AFAIK, libertarians despise Russell Brand as a socialist. I disagree with Russell Brand about not voting, then again, I’ve never really heard some sort of valid strategy from him in that regard. It gets pretty amorphous after that.
This is his big manifesto thing:
Part of this thing on “not voting” FTM:
I don’t vote because to me it seems like a tacit act of compliance; I know, I know my grandparents fought in two world wars (and one World Cup) so that I’d have the right to vote. Well, they were conned. As far as I’m concerned there is nothing to vote for. I feel it is a far more potent political act to completely renounce the current paradigm than to participate in even the most trivial and tokenistic manner, by obediently X-ing a little box.
Total revolution of consciousness and our entire social, political and economic system is what interests me, but that’s not on the ballot. Is utopian revolution possible? The freethinking social architect Buckminster Fuller said humanity now faces a choice: oblivion or utopia. We’re inertly ambling towards oblivion, is utopia really an option?
Say what we will, he resonated with a lot of younger adults with this. I fear it’s a combo of appealing to frustration and laziness since he doesn’t really use the term “utopian revolution” again and dissect it with a plan.
The rest is pretty much ramblings such as this:
I deplore corporate colonialism but not viscerally. The story isn’t presented in a way that rouses me. Apple seems like such an affable outfit; I like my iPhone. Occasionally I hear some yarn about tax avoidance or Chinese iPhone factory workers committing suicide because of dreadful working conditions but it doesn’t really bother me, it seems so abstract. Not in the same infuriating, visceral, immediate way that I get pissed off when I buy a new phone and they’ve changed the fucking chargers, then I want to get my old, perfectly good charger and lynch the executives with the cable. They make their own product, which they’ve already sold me, deliberately obsolete just to rinse a few more quid out of us.
Still waiting for that plan for a “utopian revolution”.
Further along… a lot of stuff about how he’s not a hypocrite. Fine. He think women are beautiful. Thinks we should all have more of sense of humor. I was surprised to hear that from a comedian. See, I was being funny.
Capitalism is not real; it is an idea. America is not real; it is an idea that someone had ages ago. Britain, Christianity, Islam, karate, Wednesdays are all just ideas that we choose to believe in and very nice ideas they are, too, when they serve a purpose. These concepts, though, cannot be served to the detriment of actual reality.

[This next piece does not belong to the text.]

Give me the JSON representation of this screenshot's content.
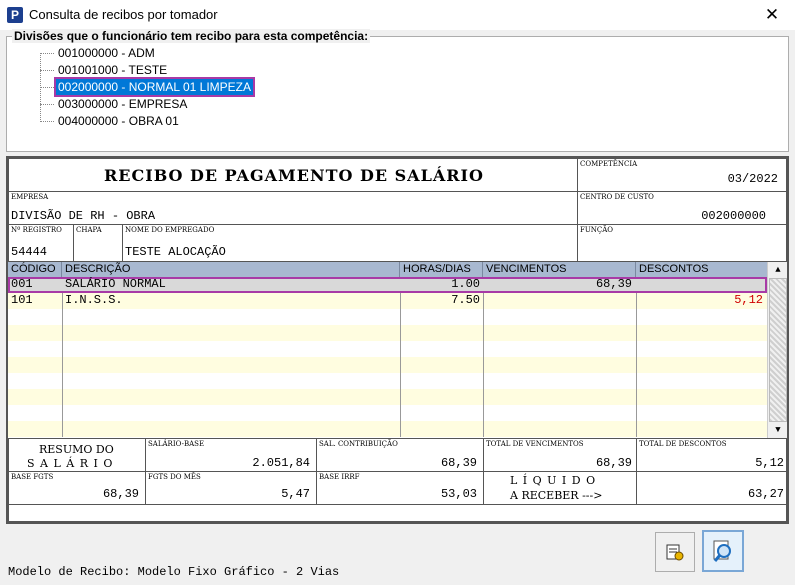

I can dig it. We don’t have to follow the rules that society thrusts upon us, we can break rules and create our own realities. Ok, now the plan to enact this en masse?
To genuinely make a difference, we must become different; make the tiny, longitudinal shift. Meditate, direct our love indiscriminately and our condemnation exclusively at those with power.
Ok, solidarity. I can definitely agree that a lack of solidarity is hurting positive change.
Revolt in whatever way we want, with the spontaneity of the London rioters, with the certainty and willingness to die of religious fundamentalists or with the twinkling mischief of the trickster. We should include everyone, judging no one, without harming anyone.
Lost me… contradictory la la land.
The revolution of consciousness is a decision, decisions take a moment. In my mind the revolution has already begun.
Can we somehow get a hold of Russell Brand, convert him with some rational discussion and use his brand to spread a message that voting isn’t the only thing to do, but it’s vital nonetheless. Can some sense be talked into him or is it hopeless?